> **Directions**
Please return every record exactly, with no pictures included.

Records drawn from a dataset
****

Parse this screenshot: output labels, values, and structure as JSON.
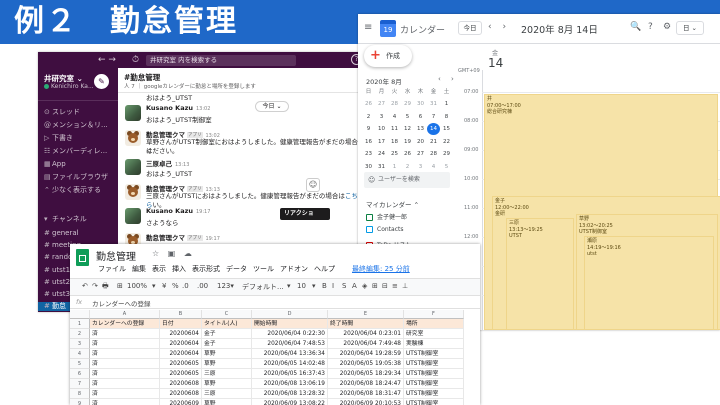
{
  "banner": {
    "title": "例２　勤怠管理"
  },
  "slack": {
    "nav": {
      "arrows": "← →",
      "clock": "⏱"
    },
    "search_placeholder": "井研究室 内を検索する",
    "help": "?",
    "workspace": {
      "name": "井研究室",
      "user": "Kenichiro Ka..."
    },
    "sidebar": [
      {
        "icon": "thread-icon",
        "glyph": "⊙",
        "label": "スレッド"
      },
      {
        "icon": "mention-icon",
        "glyph": "@",
        "label": "メンション＆リ..."
      },
      {
        "icon": "draft-icon",
        "glyph": "▷",
        "label": "下書き"
      },
      {
        "icon": "members-icon",
        "glyph": "☷",
        "label": "メンバーディレ..."
      },
      {
        "icon": "apps-icon",
        "glyph": "▦",
        "label": "App"
      },
      {
        "icon": "file-icon",
        "glyph": "▤",
        "label": "ファイルブラウザ"
      },
      {
        "icon": "less-icon",
        "glyph": "⌃",
        "label": "少なく表示する"
      }
    ],
    "channels_header": "チャンネル",
    "channels": [
      "general",
      "meeting",
      "random",
      "utst1",
      "utst2",
      "utst3",
      "勤怠"
    ],
    "main": {
      "title": "#勤怠管理",
      "topic": "人 7 ｜ googleカレンダーに勤怠と場所を登録します",
      "date_pill": "今日 ⌄",
      "messages": [
        {
          "type": "text",
          "text": "おはよう_UTST"
        },
        {
          "type": "author",
          "name": "Kusano Kazu",
          "app": "",
          "time": "13:02"
        },
        {
          "type": "text",
          "text": "おはよう_UTST制御室"
        },
        {
          "type": "author",
          "name": "勤怠管理クマ",
          "app": "アプリ",
          "time": "13:02"
        },
        {
          "type": "wrap",
          "text": "草野さんがUTST制御室におはようしました。健康管理報告がまだの場合は",
          "link": "",
          "tail": ""
        },
        {
          "type": "wrap",
          "text": "ください。",
          "link": "",
          "tail": ""
        },
        {
          "type": "author",
          "name": "三原卓己",
          "app": "",
          "time": "13:13"
        },
        {
          "type": "text",
          "text": "おはよう_UTST"
        },
        {
          "type": "author",
          "name": "勤怠管理クマ",
          "app": "アプリ",
          "time": "13:13"
        },
        {
          "type": "wrap",
          "text": "三原さんがUTSTにおはようしました。健康管理報告がまだの場合は",
          "link": "こちら",
          "tail": "い。"
        },
        {
          "type": "author",
          "name": "Kusano Kazu",
          "app": "",
          "time": "19:17"
        },
        {
          "type": "text",
          "text": "さようなら"
        },
        {
          "type": "author",
          "name": "勤怠管理クマ",
          "app": "アプリ",
          "time": "19:17"
        }
      ],
      "tooltip": "リアクショ",
      "reaction_icon": "☺"
    }
  },
  "gcal": {
    "menu": "≡",
    "logo_num": "19",
    "app_title": "カレンダー",
    "today_btn": "今日",
    "arrows": "‹ ›",
    "date": "2020年 8月 14日",
    "icons": [
      "🔍",
      "?",
      "⚙"
    ],
    "view": "日 ⌄",
    "create": "作成",
    "mini_month": "2020年 8月",
    "mini_nav": "‹ ›",
    "weekdays": [
      "日",
      "月",
      "火",
      "水",
      "木",
      "金",
      "土"
    ],
    "weeks": [
      [
        "26",
        "27",
        "28",
        "29",
        "30",
        "31",
        "1"
      ],
      [
        "2",
        "3",
        "4",
        "5",
        "6",
        "7",
        "8"
      ],
      [
        "9",
        "10",
        "11",
        "12",
        "13",
        "14",
        "15"
      ],
      [
        "16",
        "17",
        "18",
        "19",
        "20",
        "21",
        "22"
      ],
      [
        "23",
        "24",
        "25",
        "26",
        "27",
        "28",
        "29"
      ],
      [
        "30",
        "31",
        "1",
        "2",
        "3",
        "4",
        "5"
      ]
    ],
    "today_date": "14",
    "search_people": "ユーザーを検索",
    "my_calendars": "マイカレンダー",
    "calendars": [
      {
        "name": "金子健一郎",
        "color": "#0b8043"
      },
      {
        "name": "Contacts",
        "color": "#039be5"
      },
      {
        "name": "ToDo リスト",
        "color": "#d50000"
      }
    ],
    "day_label": "金",
    "day_num": "14",
    "tz": "GMT+09",
    "hours": [
      "07:00",
      "08:00",
      "09:00",
      "10:00",
      "11:00",
      "12:00",
      "13:00",
      "14:00"
    ],
    "events": [
      {
        "lines": [
          "井",
          "07:00～17:00",
          "総合研究棟"
        ]
      },
      {
        "lines": [
          "金子",
          "12:00～22:00",
          "金研"
        ]
      },
      {
        "lines": [
          "三原",
          "13:13～19:25",
          "UTST"
        ]
      },
      {
        "lines": [
          "草野",
          "13:02～20:25",
          "UTST制御室"
        ]
      },
      {
        "lines": [
          "瀬原",
          "14:19～19:16",
          "utst"
        ]
      }
    ]
  },
  "sheets": {
    "title": "勤怠管理",
    "title_icons": "☆ ▣ ☁",
    "menus": [
      "ファイル",
      "編集",
      "表示",
      "挿入",
      "表示形式",
      "データ",
      "ツール",
      "アドオン",
      "ヘルプ"
    ],
    "last_edit": "最終編集: 25 分前",
    "toolbar": [
      "↶",
      "↷",
      "🖶",
      "⊞",
      "100%",
      "▾",
      "¥",
      "%",
      ".0",
      ".00",
      "123▾",
      "デフォルト...",
      "▾",
      "10",
      "▾",
      "B",
      "I",
      "S",
      "A",
      "◈",
      "⊞",
      "⊟",
      "≡",
      "⊥"
    ],
    "fx": "fx",
    "fx_value": "カレンダーへの登録",
    "columns": [
      "A",
      "B",
      "C",
      "D",
      "E",
      "F"
    ],
    "headers": [
      "カレンダーへの登録",
      "日付",
      "タイトル(人)",
      "開始時間",
      "終了時間",
      "場所"
    ],
    "rows": [
      [
        "済",
        "20200604",
        "金子",
        "2020/06/04 0:22:30",
        "2020/06/04 0:23:01",
        "研究室"
      ],
      [
        "済",
        "20200604",
        "金子",
        "2020/06/04 7:48:53",
        "2020/06/04 7:49:48",
        "実験棟"
      ],
      [
        "済",
        "20200604",
        "草野",
        "2020/06/04 13:36:34",
        "2020/06/04 19:28:59",
        "UTST制御室"
      ],
      [
        "済",
        "20200605",
        "草野",
        "2020/06/05 14:02:48",
        "2020/06/05 19:05:38",
        "UTST制御室"
      ],
      [
        "済",
        "20200605",
        "三原",
        "2020/06/05 16:37:43",
        "2020/06/05 18:29:34",
        "UTST制御室"
      ],
      [
        "済",
        "20200608",
        "草野",
        "2020/06/08 13:06:19",
        "2020/06/08 18:24:47",
        "UTST制御室"
      ],
      [
        "済",
        "20200608",
        "三原",
        "2020/06/08 13:28:32",
        "2020/06/08 18:31:47",
        "UTST制御室"
      ],
      [
        "済",
        "20200609",
        "草野",
        "2020/06/09 13:08:22",
        "2020/06/09 20:10:53",
        "UTST制御室"
      ]
    ]
  }
}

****

> **Your response**
Parse this screenshot: output labels, values, and structure as JSON.
{
  "banner": {
    "title": "例２　勤怠管理"
  },
  "slack": {
    "nav": {
      "arrows": "← →",
      "clock": "⏱"
    },
    "search_placeholder": "井研究室 内を検索する",
    "help": "?",
    "workspace": {
      "name": "井研究室",
      "user": "Kenichiro Ka..."
    },
    "sidebar": [
      {
        "icon": "thread-icon",
        "glyph": "⊙",
        "label": "スレッド"
      },
      {
        "icon": "mention-icon",
        "glyph": "@",
        "label": "メンション＆リ..."
      },
      {
        "icon": "draft-icon",
        "glyph": "▷",
        "label": "下書き"
      },
      {
        "icon": "members-icon",
        "glyph": "☷",
        "label": "メンバーディレ..."
      },
      {
        "icon": "apps-icon",
        "glyph": "▦",
        "label": "App"
      },
      {
        "icon": "file-icon",
        "glyph": "▤",
        "label": "ファイルブラウザ"
      },
      {
        "icon": "less-icon",
        "glyph": "⌃",
        "label": "少なく表示する"
      }
    ],
    "channels_header": "チャンネル",
    "channels": [
      "general",
      "meeting",
      "random",
      "utst1",
      "utst2",
      "utst3",
      "勤怠"
    ],
    "main": {
      "title": "#勤怠管理",
      "topic": "人 7 ｜ googleカレンダーに勤怠と場所を登録します",
      "date_pill": "今日 ⌄",
      "messages": [
        {
          "type": "text",
          "text": "おはよう_UTST"
        },
        {
          "type": "author",
          "name": "Kusano Kazu",
          "app": "",
          "time": "13:02"
        },
        {
          "type": "text",
          "text": "おはよう_UTST制御室"
        },
        {
          "type": "author",
          "name": "勤怠管理クマ",
          "app": "アプリ",
          "time": "13:02"
        },
        {
          "type": "wrap",
          "text": "草野さんがUTST制御室におはようしました。健康管理報告がまだの場合は",
          "link": "",
          "tail": ""
        },
        {
          "type": "wrap",
          "text": "ください。",
          "link": "",
          "tail": ""
        },
        {
          "type": "author",
          "name": "三原卓己",
          "app": "",
          "time": "13:13"
        },
        {
          "type": "text",
          "text": "おはよう_UTST"
        },
        {
          "type": "author",
          "name": "勤怠管理クマ",
          "app": "アプリ",
          "time": "13:13"
        },
        {
          "type": "wrap",
          "text": "三原さんがUTSTにおはようしました。健康管理報告がまだの場合は",
          "link": "こちら",
          "tail": "い。"
        },
        {
          "type": "author",
          "name": "Kusano Kazu",
          "app": "",
          "time": "19:17"
        },
        {
          "type": "text",
          "text": "さようなら"
        },
        {
          "type": "author",
          "name": "勤怠管理クマ",
          "app": "アプリ",
          "time": "19:17"
        }
      ],
      "tooltip": "リアクショ",
      "reaction_icon": "☺"
    }
  },
  "gcal": {
    "menu": "≡",
    "logo_num": "19",
    "app_title": "カレンダー",
    "today_btn": "今日",
    "arrows": "‹ ›",
    "date": "2020年 8月 14日",
    "icons": [
      "🔍",
      "?",
      "⚙"
    ],
    "view": "日 ⌄",
    "create": "作成",
    "mini_month": "2020年 8月",
    "mini_nav": "‹ ›",
    "weekdays": [
      "日",
      "月",
      "火",
      "水",
      "木",
      "金",
      "土"
    ],
    "weeks": [
      [
        "26",
        "27",
        "28",
        "29",
        "30",
        "31",
        "1"
      ],
      [
        "2",
        "3",
        "4",
        "5",
        "6",
        "7",
        "8"
      ],
      [
        "9",
        "10",
        "11",
        "12",
        "13",
        "14",
        "15"
      ],
      [
        "16",
        "17",
        "18",
        "19",
        "20",
        "21",
        "22"
      ],
      [
        "23",
        "24",
        "25",
        "26",
        "27",
        "28",
        "29"
      ],
      [
        "30",
        "31",
        "1",
        "2",
        "3",
        "4",
        "5"
      ]
    ],
    "today_date": "14",
    "search_people": "ユーザーを検索",
    "my_calendars": "マイカレンダー",
    "calendars": [
      {
        "name": "金子健一郎",
        "color": "#0b8043"
      },
      {
        "name": "Contacts",
        "color": "#039be5"
      },
      {
        "name": "ToDo リスト",
        "color": "#d50000"
      }
    ],
    "day_label": "金",
    "day_num": "14",
    "tz": "GMT+09",
    "hours": [
      "07:00",
      "08:00",
      "09:00",
      "10:00",
      "11:00",
      "12:00",
      "13:00",
      "14:00"
    ],
    "events": [
      {
        "lines": [
          "井",
          "07:00～17:00",
          "総合研究棟"
        ]
      },
      {
        "lines": [
          "金子",
          "12:00～22:00",
          "金研"
        ]
      },
      {
        "lines": [
          "三原",
          "13:13～19:25",
          "UTST"
        ]
      },
      {
        "lines": [
          "草野",
          "13:02～20:25",
          "UTST制御室"
        ]
      },
      {
        "lines": [
          "瀬原",
          "14:19～19:16",
          "utst"
        ]
      }
    ]
  },
  "sheets": {
    "title": "勤怠管理",
    "title_icons": "☆ ▣ ☁",
    "menus": [
      "ファイル",
      "編集",
      "表示",
      "挿入",
      "表示形式",
      "データ",
      "ツール",
      "アドオン",
      "ヘルプ"
    ],
    "last_edit": "最終編集: 25 分前",
    "toolbar": [
      "↶",
      "↷",
      "🖶",
      "⊞",
      "100%",
      "▾",
      "¥",
      "%",
      ".0",
      ".00",
      "123▾",
      "デフォルト...",
      "▾",
      "10",
      "▾",
      "B",
      "I",
      "S",
      "A",
      "◈",
      "⊞",
      "⊟",
      "≡",
      "⊥"
    ],
    "fx": "fx",
    "fx_value": "カレンダーへの登録",
    "columns": [
      "A",
      "B",
      "C",
      "D",
      "E",
      "F"
    ],
    "headers": [
      "カレンダーへの登録",
      "日付",
      "タイトル(人)",
      "開始時間",
      "終了時間",
      "場所"
    ],
    "rows": [
      [
        "済",
        "20200604",
        "金子",
        "2020/06/04 0:22:30",
        "2020/06/04 0:23:01",
        "研究室"
      ],
      [
        "済",
        "20200604",
        "金子",
        "2020/06/04 7:48:53",
        "2020/06/04 7:49:48",
        "実験棟"
      ],
      [
        "済",
        "20200604",
        "草野",
        "2020/06/04 13:36:34",
        "2020/06/04 19:28:59",
        "UTST制御室"
      ],
      [
        "済",
        "20200605",
        "草野",
        "2020/06/05 14:02:48",
        "2020/06/05 19:05:38",
        "UTST制御室"
      ],
      [
        "済",
        "20200605",
        "三原",
        "2020/06/05 16:37:43",
        "2020/06/05 18:29:34",
        "UTST制御室"
      ],
      [
        "済",
        "20200608",
        "草野",
        "2020/06/08 13:06:19",
        "2020/06/08 18:24:47",
        "UTST制御室"
      ],
      [
        "済",
        "20200608",
        "三原",
        "2020/06/08 13:28:32",
        "2020/06/08 18:31:47",
        "UTST制御室"
      ],
      [
        "済",
        "20200609",
        "草野",
        "2020/06/09 13:08:22",
        "2020/06/09 20:10:53",
        "UTST制御室"
      ]
    ]
  }
}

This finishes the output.